**Instructions to follow:** All entries must be repeated exactly; do not include the pictures.

Data records for software interfaces:
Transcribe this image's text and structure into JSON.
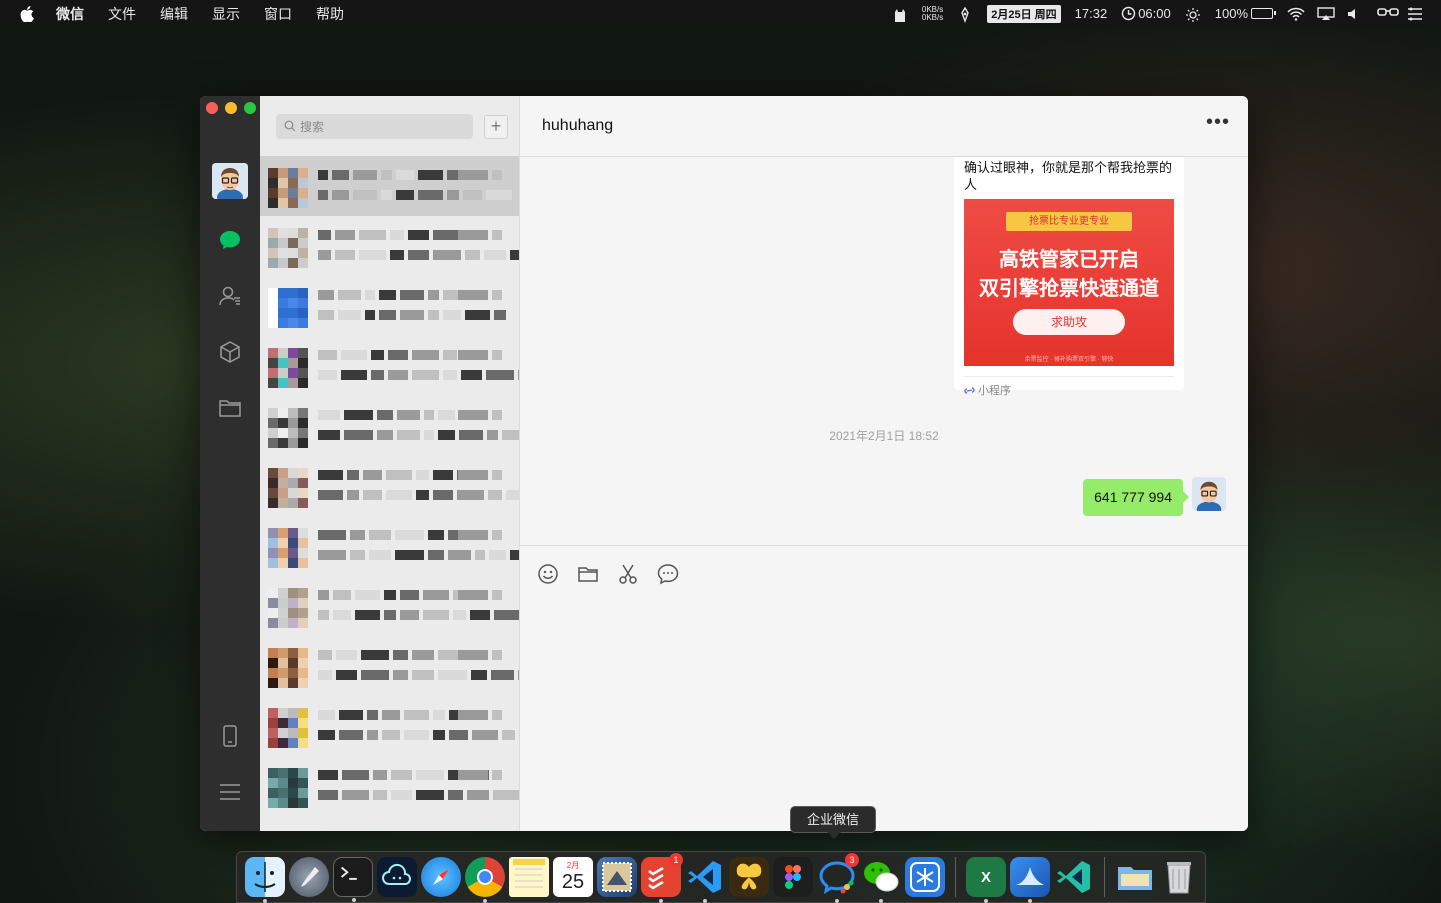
{
  "menubar": {
    "apple": "",
    "items": [
      "微信",
      "文件",
      "编辑",
      "显示",
      "窗口",
      "帮助"
    ],
    "netspeed_up": "0KB/s",
    "netspeed_down": "0KB/s",
    "date": "2月25日 周四",
    "time": "17:32",
    "timer": "06:00",
    "battery": "100%"
  },
  "search": {
    "placeholder": "搜索"
  },
  "chat": {
    "title": "huhuhang",
    "mini_program": {
      "text": "确认过眼神，你就是那个帮我抢票的人",
      "tag": "抢票比专业更专业",
      "headline1": "高铁管家已开启",
      "headline2": "双引擎抢票快速通道",
      "button": "求助攻",
      "footer": "余票监控 · 候补购票双引擎 · 够快",
      "source": "小程序"
    },
    "timestamp": "2021年2月1日 18:52",
    "message": "641 777 994"
  },
  "dock": {
    "tooltip": "企业微信",
    "calendar_day": "25",
    "calendar_month": "2月",
    "todoist_badge": "1",
    "wecom_badge": "3"
  },
  "colors": {
    "bubble": "#95ec69",
    "sidebar": "#2e2e2e",
    "wechat_green": "#07c160",
    "mini_red": "#e5332d"
  }
}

**Answer for this exercise:**
Transcribe this image's text and structure into JSON.
{
  "menubar": {
    "apple": "",
    "items": [
      "微信",
      "文件",
      "编辑",
      "显示",
      "窗口",
      "帮助"
    ],
    "netspeed_up": "0KB/s",
    "netspeed_down": "0KB/s",
    "date": "2月25日 周四",
    "time": "17:32",
    "timer": "06:00",
    "battery": "100%"
  },
  "search": {
    "placeholder": "搜索"
  },
  "chat": {
    "title": "huhuhang",
    "mini_program": {
      "text": "确认过眼神，你就是那个帮我抢票的人",
      "tag": "抢票比专业更专业",
      "headline1": "高铁管家已开启",
      "headline2": "双引擎抢票快速通道",
      "button": "求助攻",
      "footer": "余票监控 · 候补购票双引擎 · 够快",
      "source": "小程序"
    },
    "timestamp": "2021年2月1日 18:52",
    "message": "641 777 994"
  },
  "dock": {
    "tooltip": "企业微信",
    "calendar_day": "25",
    "calendar_month": "2月",
    "todoist_badge": "1",
    "wecom_badge": "3"
  },
  "colors": {
    "bubble": "#95ec69",
    "sidebar": "#2e2e2e",
    "wechat_green": "#07c160",
    "mini_red": "#e5332d"
  }
}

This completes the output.